● EXERCISE REQUIREMENTS
Set all the entries down again, unaltered.

● DATA PROVIDED
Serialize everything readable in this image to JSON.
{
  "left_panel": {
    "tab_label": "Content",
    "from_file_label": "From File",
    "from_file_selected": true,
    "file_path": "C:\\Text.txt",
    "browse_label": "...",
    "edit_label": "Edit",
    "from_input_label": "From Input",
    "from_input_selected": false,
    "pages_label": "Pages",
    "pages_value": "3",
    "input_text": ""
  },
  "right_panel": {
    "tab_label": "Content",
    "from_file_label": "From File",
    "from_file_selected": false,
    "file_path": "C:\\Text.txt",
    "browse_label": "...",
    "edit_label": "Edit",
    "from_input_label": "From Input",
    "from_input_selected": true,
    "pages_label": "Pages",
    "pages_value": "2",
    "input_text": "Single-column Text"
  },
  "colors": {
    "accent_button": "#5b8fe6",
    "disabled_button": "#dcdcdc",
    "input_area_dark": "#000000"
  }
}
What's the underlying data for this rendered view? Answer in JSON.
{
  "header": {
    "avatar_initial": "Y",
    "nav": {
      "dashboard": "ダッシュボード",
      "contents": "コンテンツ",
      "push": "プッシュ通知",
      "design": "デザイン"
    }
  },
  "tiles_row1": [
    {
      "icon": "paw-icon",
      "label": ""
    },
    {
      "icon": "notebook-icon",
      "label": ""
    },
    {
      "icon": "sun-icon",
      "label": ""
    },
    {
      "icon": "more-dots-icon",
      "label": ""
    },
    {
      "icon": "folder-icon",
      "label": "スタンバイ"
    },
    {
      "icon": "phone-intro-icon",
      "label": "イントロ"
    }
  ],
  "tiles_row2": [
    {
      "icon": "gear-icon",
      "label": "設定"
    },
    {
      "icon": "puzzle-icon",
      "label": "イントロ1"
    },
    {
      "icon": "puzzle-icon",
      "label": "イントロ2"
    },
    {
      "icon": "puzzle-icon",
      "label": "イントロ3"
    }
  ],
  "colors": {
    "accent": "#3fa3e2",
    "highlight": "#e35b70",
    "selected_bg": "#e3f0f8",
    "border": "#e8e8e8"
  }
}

● OUTPUT BELOW
Serialize everything readable in this image to JSON.
{
  "left_panel": {
    "tab_label": "Content",
    "from_file_label": "From File",
    "from_file_selected": true,
    "file_path": "C:\\Text.txt",
    "browse_label": "...",
    "edit_label": "Edit",
    "from_input_label": "From Input",
    "from_input_selected": false,
    "pages_label": "Pages",
    "pages_value": "3",
    "input_text": ""
  },
  "right_panel": {
    "tab_label": "Content",
    "from_file_label": "From File",
    "from_file_selected": false,
    "file_path": "C:\\Text.txt",
    "browse_label": "...",
    "edit_label": "Edit",
    "from_input_label": "From Input",
    "from_input_selected": true,
    "pages_label": "Pages",
    "pages_value": "2",
    "input_text": "Single-column Text"
  },
  "colors": {
    "accent_button": "#5b8fe6",
    "disabled_button": "#dcdcdc",
    "input_area_dark": "#000000"
  }
}
What's the underlying data for this rendered view? Answer in JSON.
{
  "header": {
    "avatar_initial": "Y",
    "nav": {
      "dashboard": "ダッシュボード",
      "contents": "コンテンツ",
      "push": "プッシュ通知",
      "design": "デザイン"
    }
  },
  "tiles_row1": [
    {
      "icon": "paw-icon",
      "label": ""
    },
    {
      "icon": "notebook-icon",
      "label": ""
    },
    {
      "icon": "sun-icon",
      "label": ""
    },
    {
      "icon": "more-dots-icon",
      "label": ""
    },
    {
      "icon": "folder-icon",
      "label": "スタンバイ"
    },
    {
      "icon": "phone-intro-icon",
      "label": "イントロ"
    }
  ],
  "tiles_row2": [
    {
      "icon": "gear-icon",
      "label": "設定"
    },
    {
      "icon": "puzzle-icon",
      "label": "イントロ1"
    },
    {
      "icon": "puzzle-icon",
      "label": "イントロ2"
    },
    {
      "icon": "puzzle-icon",
      "label": "イントロ3"
    }
  ],
  "colors": {
    "accent": "#3fa3e2",
    "highlight": "#e35b70",
    "selected_bg": "#e3f0f8",
    "border": "#e8e8e8"
  }
}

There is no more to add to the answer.